Dataset records >>
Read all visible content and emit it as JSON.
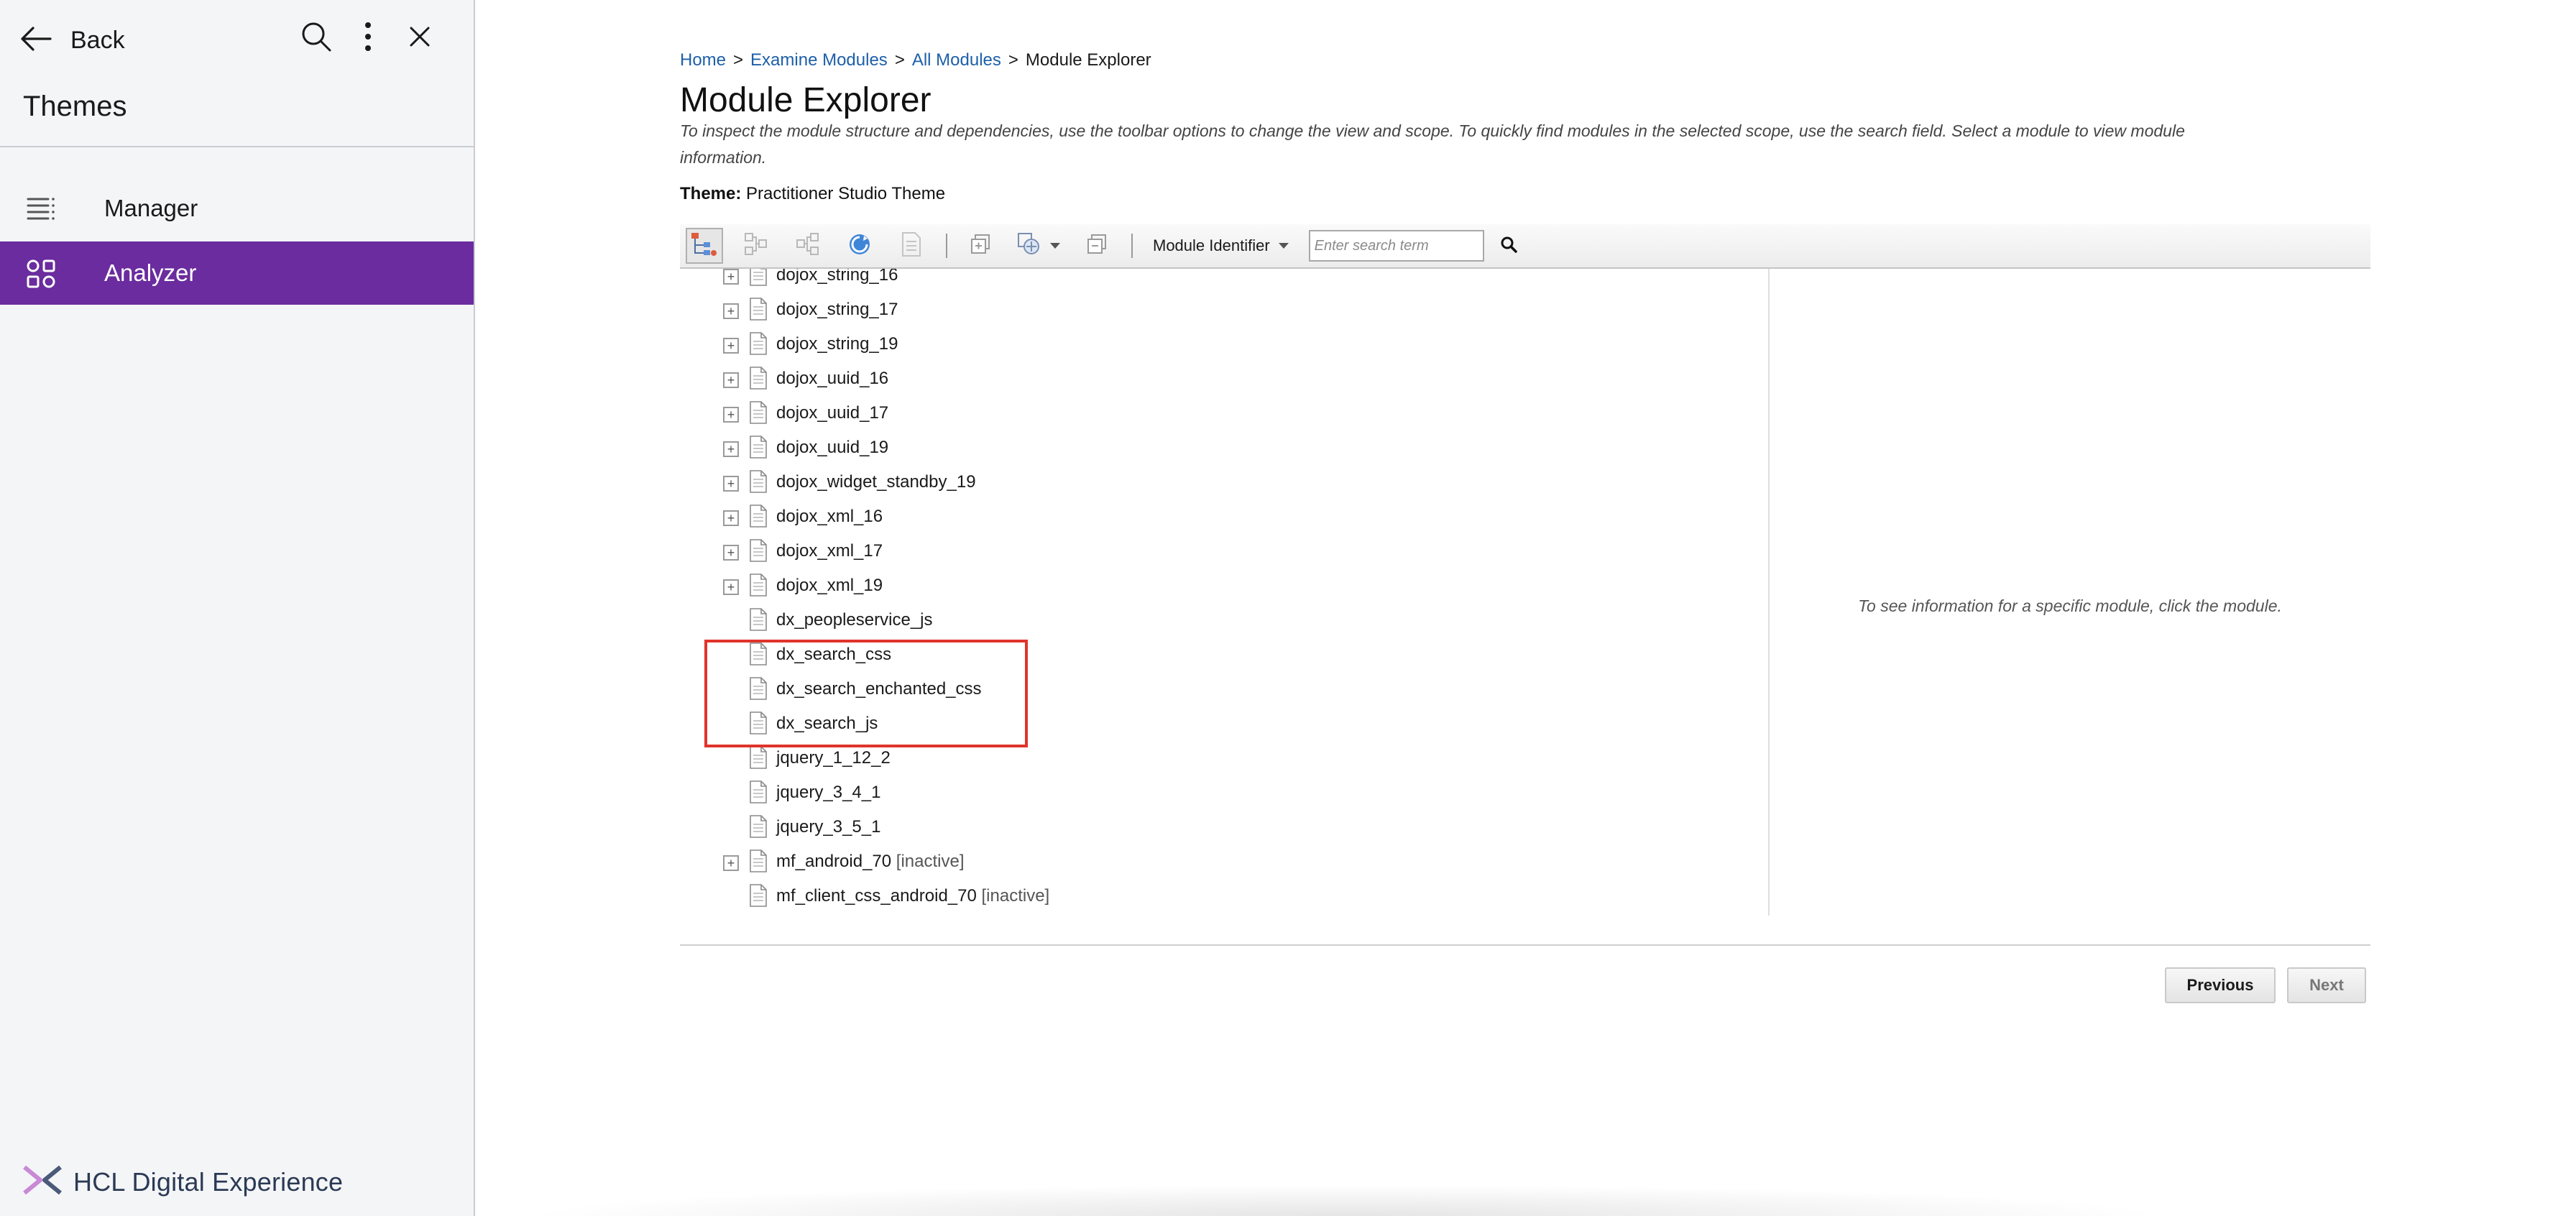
{
  "sidebar": {
    "back_label": "Back",
    "title": "Themes",
    "actions": [
      "search-icon",
      "more-vertical-icon",
      "close-icon"
    ],
    "items": [
      {
        "label": "Manager",
        "icon": "list-icon",
        "selected": false
      },
      {
        "label": "Analyzer",
        "icon": "modules-icon",
        "selected": true
      }
    ],
    "brand": "HCL Digital Experience",
    "selected_color": "#6a2c9e"
  },
  "main": {
    "breadcrumb": {
      "home": "Home",
      "examine": "Examine Modules",
      "all": "All Modules",
      "current": "Module Explorer",
      "separator": ">"
    },
    "title": "Module Explorer",
    "description": "To inspect the module structure and dependencies, use the toolbar options to change the view and scope. To quickly find modules in the selected scope, use the search field. Select a module to view module information.",
    "theme_label": "Theme:",
    "theme_value": "Practitioner Studio Theme",
    "toolbar": {
      "dropdown_label": "Module Identifier",
      "search_placeholder": "Enter search term"
    },
    "tree": [
      {
        "label": "dojox_string_16",
        "expandable": true
      },
      {
        "label": "dojox_string_17",
        "expandable": true
      },
      {
        "label": "dojox_string_19",
        "expandable": true
      },
      {
        "label": "dojox_uuid_16",
        "expandable": true
      },
      {
        "label": "dojox_uuid_17",
        "expandable": true
      },
      {
        "label": "dojox_uuid_19",
        "expandable": true
      },
      {
        "label": "dojox_widget_standby_19",
        "expandable": true
      },
      {
        "label": "dojox_xml_16",
        "expandable": true
      },
      {
        "label": "dojox_xml_17",
        "expandable": true
      },
      {
        "label": "dojox_xml_19",
        "expandable": true
      },
      {
        "label": "dx_peopleservice_js",
        "expandable": false
      },
      {
        "label": "dx_search_css",
        "expandable": false
      },
      {
        "label": "dx_search_enchanted_css",
        "expandable": false
      },
      {
        "label": "dx_search_js",
        "expandable": false
      },
      {
        "label": "jquery_1_12_2",
        "expandable": false
      },
      {
        "label": "jquery_3_4_1",
        "expandable": false
      },
      {
        "label": "jquery_3_5_1",
        "expandable": false
      },
      {
        "label": "mf_android_70",
        "status": "[inactive]",
        "expandable": true
      },
      {
        "label": "mf_client_css_android_70",
        "status": "[inactive]",
        "expandable": false
      }
    ],
    "info_message": "To see information for a specific module, click the module.",
    "pager": {
      "previous": "Previous",
      "next": "Next"
    },
    "highlight_color": "#e0342c"
  }
}
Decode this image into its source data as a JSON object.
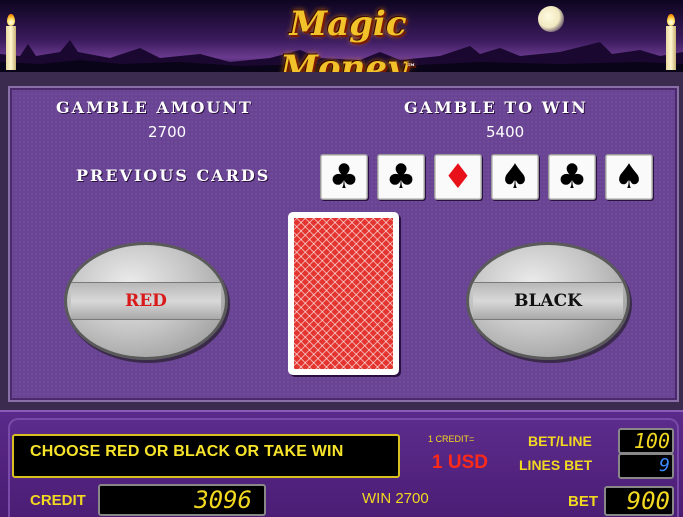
{
  "header": {
    "logo_text": "Magic Money",
    "trademark": "™"
  },
  "gamble": {
    "amount_label": "GAMBLE AMOUNT",
    "amount_value": "2700",
    "to_win_label": "GAMBLE TO WIN",
    "to_win_value": "5400",
    "previous_cards_label": "PREVIOUS CARDS",
    "previous_cards": [
      {
        "suit": "clubs",
        "glyph": "♣",
        "color": "#000000"
      },
      {
        "suit": "clubs",
        "glyph": "♣",
        "color": "#000000"
      },
      {
        "suit": "diamonds",
        "glyph": "♦",
        "color": "#e8111a"
      },
      {
        "suit": "spades",
        "glyph": "♠",
        "color": "#000000"
      },
      {
        "suit": "clubs",
        "glyph": "♣",
        "color": "#000000"
      },
      {
        "suit": "spades",
        "glyph": "♠",
        "color": "#000000"
      }
    ]
  },
  "buttons": {
    "red_label": "RED",
    "black_label": "BLACK"
  },
  "status": {
    "message": "CHOOSE RED OR BLACK OR TAKE WIN",
    "credit_equals_label": "1 CREDIT=",
    "credit_equals_value": "1 USD",
    "credit_label": "CREDIT",
    "credit_value": "3096",
    "win_label": "WIN 2700",
    "bet_line_label": "BET/LINE",
    "bet_line_value": "100",
    "lines_bet_label": "LINES BET",
    "lines_bet_value": "9",
    "bet_label": "BET",
    "bet_value": "900"
  },
  "colors": {
    "panel": "#6a4494",
    "accent_yellow": "#f2d820",
    "red_text": "#d81a1a",
    "card_back": "#e3342f"
  }
}
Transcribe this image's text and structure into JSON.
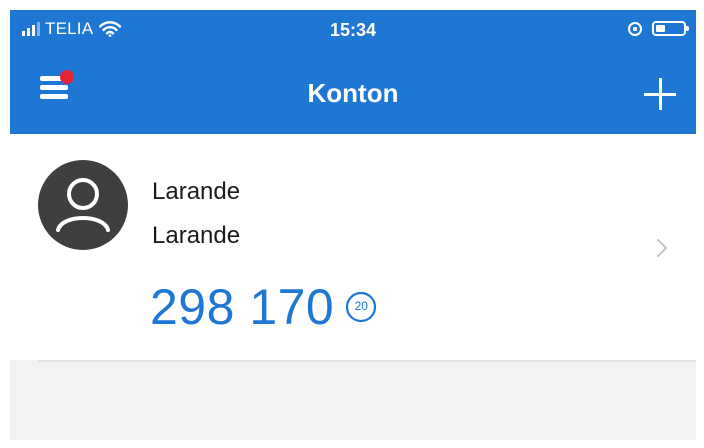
{
  "status_bar": {
    "carrier": "TELIA",
    "time": "15:34",
    "icons": [
      "signal-icon",
      "wifi-icon",
      "rotation-lock-icon",
      "battery-icon"
    ],
    "battery_level": 0.35
  },
  "header": {
    "title": "Konton",
    "menu_icon": "hamburger-menu-icon",
    "has_notification": true,
    "add_icon": "plus-icon",
    "background": "#1f77d4"
  },
  "accounts": [
    {
      "name": "Larande",
      "subname": "Larande",
      "code": "298 170",
      "timer": "20",
      "avatar_icon": "user-avatar-icon",
      "chevron_icon": "chevron-right-icon"
    }
  ],
  "colors": {
    "accent": "#1f77d4",
    "notification": "#e2263a",
    "avatar_bg": "#3f3f3f"
  }
}
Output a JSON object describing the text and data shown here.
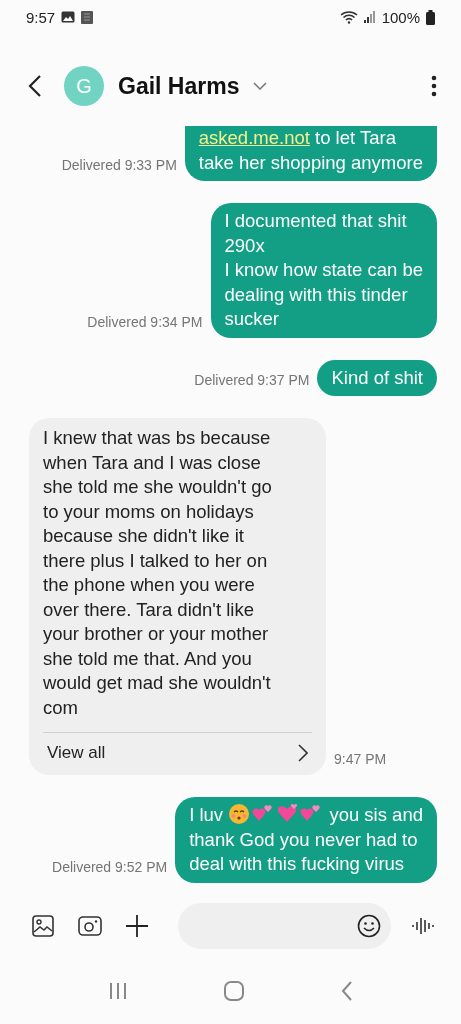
{
  "status_bar": {
    "time": "9:57",
    "battery": "100%"
  },
  "header": {
    "contact_name": "Gail Harms",
    "avatar_letter": "G"
  },
  "messages": [
    {
      "kind": "sent",
      "parts": [
        {
          "kind": "link",
          "text": "asked.me.not"
        },
        {
          "kind": "text",
          "text": " to let Tara\ntake her shopping anymore"
        }
      ],
      "status": "Delivered 9:33 PM"
    },
    {
      "kind": "sent",
      "parts": [
        {
          "kind": "text",
          "text": "I documented that shit\n290x\n I know how state can be\ndealing with this tinder\nsucker"
        }
      ],
      "status": "Delivered 9:34 PM"
    },
    {
      "kind": "sent",
      "parts": [
        {
          "kind": "text",
          "text": "Kind of shit"
        }
      ],
      "status": "Delivered 9:37 PM"
    },
    {
      "kind": "received",
      "parts": [
        {
          "kind": "text",
          "text": "I knew that was bs because\nwhen Tara and I was close\nshe told me she wouldn't go\nto your moms on holidays\nbecause she didn't like it\nthere plus I talked to her on\nthe phone when you were\nover there. Tara didn't like\nyour brother or your mother\nshe told me that. And you\nwould get mad she wouldn't\ncom"
        }
      ],
      "view_all": "View all",
      "status": "9:47 PM"
    },
    {
      "kind": "sent",
      "parts": [
        {
          "kind": "text",
          "text": "I luv "
        },
        {
          "kind": "kiss"
        },
        {
          "kind": "hearts"
        },
        {
          "kind": "heart"
        },
        {
          "kind": "hearts"
        },
        {
          "kind": "text",
          "text": " you sis and\nthank God you never had to\ndeal with this fucking virus"
        }
      ],
      "status": "Delivered 9:52 PM"
    }
  ]
}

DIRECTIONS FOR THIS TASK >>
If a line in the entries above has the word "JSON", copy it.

RESULT OF THE TASK >>
Read all visible content and emit it as JSON.
Decode this image into its source data as a JSON object.
Transcribe this image's text and structure into JSON.
Output a JSON object describing the text and data shown here.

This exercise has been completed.